-------- EXERCISE MATERIAL --------

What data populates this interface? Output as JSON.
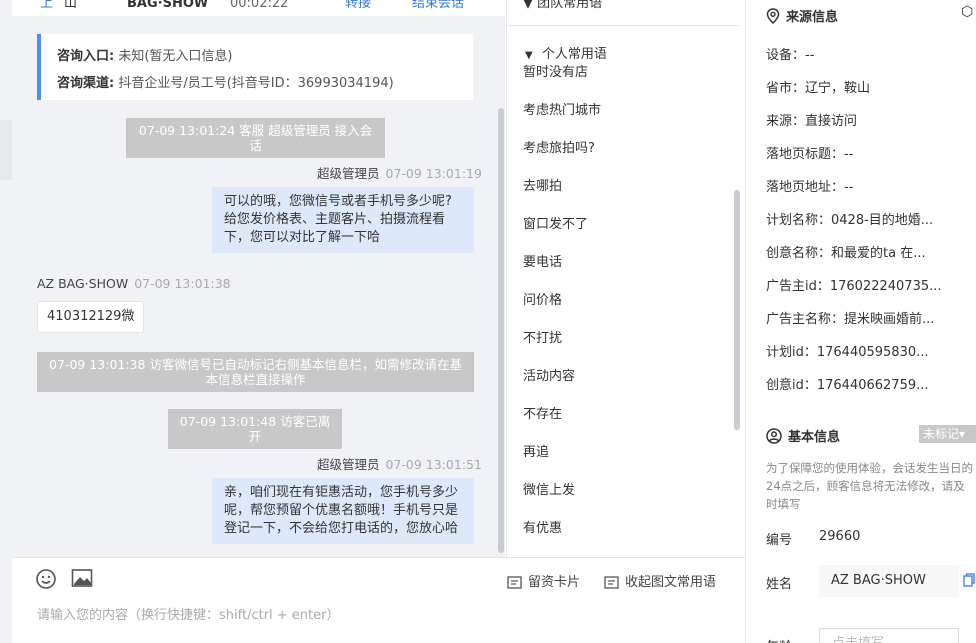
{
  "chat_header": {
    "back": "上",
    "user": "山",
    "brand": "BAG·SHOW",
    "time": "00:02:22",
    "transfer": "转接",
    "end": "结束会话"
  },
  "inquiry": {
    "entry_label": "咨询入口:",
    "entry_value": "未知(暂无入口信息)",
    "channel_label": "咨询渠道:",
    "channel_value": "抖音企业号/员工号(抖音号ID：36993034194)"
  },
  "messages": {
    "sys1": "07-09 13:01:24 客服 超级管理员 接入会话",
    "agent1_name": "超级管理员",
    "agent1_time": "07-09 13:01:19",
    "agent1_text": "可以的哦，您微信号或者手机号多少呢?给您发价格表、主题客片、拍摄流程看下，您可以对比了解一下哈",
    "visitor_name": "AZ BAG·SHOW",
    "visitor_time": "07-09 13:01:38",
    "visitor_text": "410312129微",
    "sys2": "07-09 13:01:38 访客微信号已自动标记右侧基本信息栏，如需修改请在基本信息栏直接操作",
    "sys3": "07-09 13:01:48 访客已离开",
    "agent2_name": "超级管理员",
    "agent2_time": "07-09 13:01:51",
    "agent2_text": "亲，咱们现在有钜惠活动，您手机号多少呢，帮您预留个优惠名额哦！手机号只是登记一下，不会给您打电话的，您放心哈"
  },
  "input": {
    "placeholder": "请输入您的内容（换行快捷键：shift/ctrl + enter）",
    "card_label": "留资卡片",
    "collapse_label": "收起图文常用语"
  },
  "phrases": {
    "top_group": "团队常用语",
    "group_title": "个人常用语",
    "items": [
      "暂时没有店",
      "考虑热门城市",
      "考虑旅拍吗?",
      "去哪拍",
      "窗口发不了",
      "要电话",
      "问价格",
      "不打扰",
      "活动内容",
      "不存在",
      "再追",
      "微信上发",
      "有优惠"
    ]
  },
  "source_info": {
    "title": "来源信息",
    "rows": [
      "设备：--",
      "省市：辽宁，鞍山",
      "来源：直接访问",
      "落地页标题：--",
      "落地页地址：--",
      "计划名称：0428-目的地婚...",
      "创意名称：和最爱的ta 在...",
      "广告主id：176022240735...",
      "广告主名称：提米映画婚前...",
      "计划id：176440595830...",
      "创意id：176440662759..."
    ]
  },
  "basic_info": {
    "title": "基本信息",
    "tag": "未标记▾",
    "notice": "为了保障您的使用体验，会话发生当日的24点之后，顾客信息将无法修改，请及时填写",
    "id_label": "编号",
    "id_value": "29660",
    "name_label": "姓名",
    "name_value": "AZ BAG·SHOW",
    "age_label": "年龄",
    "age_placeholder": "点击填写"
  }
}
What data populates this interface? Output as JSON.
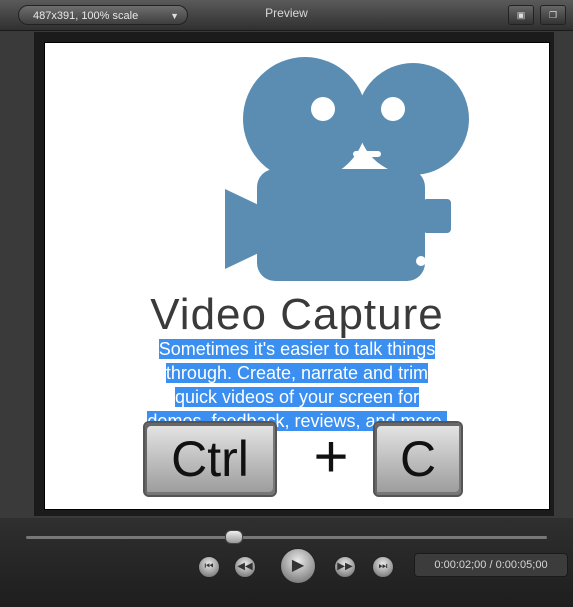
{
  "toolbar": {
    "scale_label": "487x391, 100% scale",
    "title": "Preview",
    "fit_icon": "fit-screen-icon",
    "popout_icon": "popout-window-icon"
  },
  "slide": {
    "headline": "Video Capture",
    "description": "Sometimes it's easier to talk things through. Create, narrate and trim quick videos of your screen for demos, feedback, reviews, and more.",
    "description_lines": [
      "Sometimes it's easier to talk things",
      "through. Create, narrate and trim",
      "quick videos of your screen for",
      "demos, feedback, reviews, and more."
    ],
    "key1": "Ctrl",
    "plus": "+",
    "key2": "C",
    "camera_color": "#5b8db3",
    "highlight_color": "#3b8ff0"
  },
  "player": {
    "time": "0:00:02;00 / 0:00:05;00",
    "progress_fraction": 0.4,
    "buttons": [
      "skip-to-start-icon",
      "rewind-icon",
      "play-icon",
      "fast-forward-icon",
      "skip-to-end-icon"
    ]
  }
}
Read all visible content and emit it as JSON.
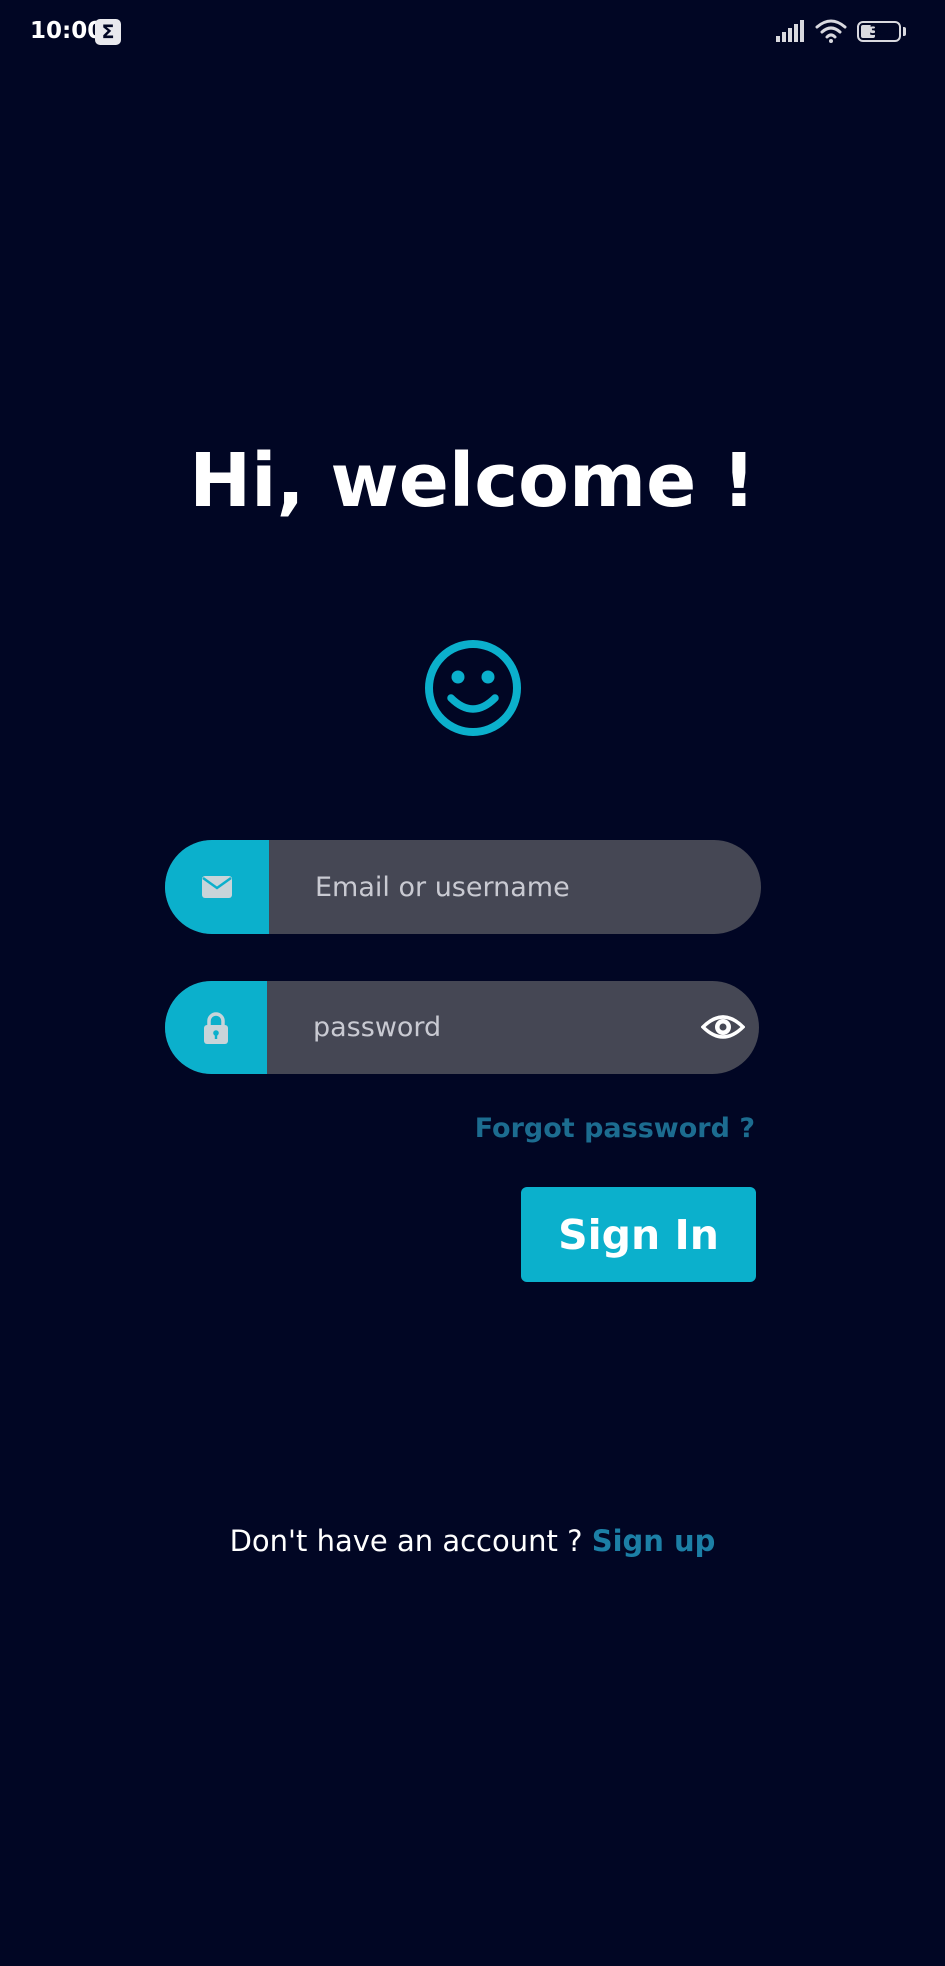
{
  "status_bar": {
    "time": "10:00",
    "notification_glyph": "Σ",
    "battery_level": "39",
    "battery_fraction": 0.39,
    "icons": [
      "signal-icon",
      "wifi-icon",
      "battery-icon"
    ]
  },
  "header": {
    "title": "Hi, welcome !",
    "icon": "smiley-icon"
  },
  "login_form": {
    "email": {
      "placeholder": "Email or username",
      "value": "",
      "icon": "envelope-icon"
    },
    "password": {
      "placeholder": "password",
      "value": "",
      "icon": "lock-icon",
      "toggle_icon": "eye-icon"
    },
    "forgot_label": "Forgot password ?",
    "submit_label": "Sign In"
  },
  "footer": {
    "prompt": "Don't have an account ? ",
    "signup_label": "Sign up"
  },
  "colors": {
    "background": "#010624",
    "accent": "#0bb0cc",
    "field": "#454754",
    "link": "#1c6c90"
  }
}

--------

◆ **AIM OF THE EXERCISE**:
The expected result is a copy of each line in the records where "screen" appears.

◆ **EXPECTED ANSWER**:
    "fit_icon": "fit-screen-icon",
    "description": "Sometimes it's easier to talk things through. Create, narrate and trim quick videos of your screen for demos, feedback, reviews, and more.",
      "quick videos of your screen for",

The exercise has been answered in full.